*Exercise inputs*:
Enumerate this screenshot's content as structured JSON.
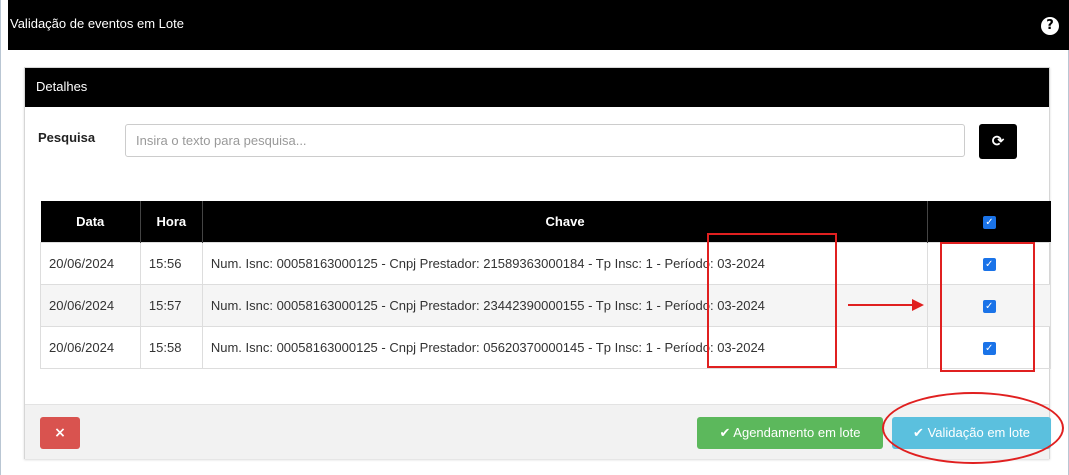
{
  "window": {
    "title": "Validação de eventos em Lote",
    "help_icon": "?"
  },
  "panel": {
    "header": "Detalhes",
    "search": {
      "label": "Pesquisa",
      "placeholder": "Insira o texto para pesquisa...",
      "value": ""
    },
    "refresh_icon": "refresh-icon"
  },
  "table": {
    "headers": {
      "data": "Data",
      "hora": "Hora",
      "chave": "Chave",
      "select_all_checked": true
    },
    "rows": [
      {
        "data": "20/06/2024",
        "hora": "15:56",
        "chave": "Num. Isnc: 00058163000125 - Cnpj Prestador: 21589363000184 - Tp Insc: 1 - Período: 03-2024",
        "checked": true
      },
      {
        "data": "20/06/2024",
        "hora": "15:57",
        "chave": "Num. Isnc: 00058163000125 - Cnpj Prestador: 23442390000155 - Tp Insc: 1 - Período: 03-2024",
        "checked": true
      },
      {
        "data": "20/06/2024",
        "hora": "15:58",
        "chave": "Num. Isnc: 00058163000125 - Cnpj Prestador: 05620370000145 - Tp Insc: 1 - Período: 03-2024",
        "checked": true
      }
    ]
  },
  "footer": {
    "cancel_icon": "×",
    "schedule_label": "Agendamento em lote",
    "validate_label": "Validação em lote"
  },
  "colors": {
    "header_bg": "#000000",
    "cancel": "#d9534f",
    "schedule": "#5cb85c",
    "validate": "#5bc0de",
    "annotation": "#e02020"
  }
}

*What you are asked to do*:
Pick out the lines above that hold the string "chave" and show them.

*Task solution*:
      "chave": "Chave",
        "chave": "Num. Isnc: 00058163000125 - Cnpj Prestador: 21589363000184 - Tp Insc: 1 - Período: 03-2024",
        "chave": "Num. Isnc: 00058163000125 - Cnpj Prestador: 23442390000155 - Tp Insc: 1 - Período: 03-2024",
        "chave": "Num. Isnc: 00058163000125 - Cnpj Prestador: 05620370000145 - Tp Insc: 1 - Período: 03-2024",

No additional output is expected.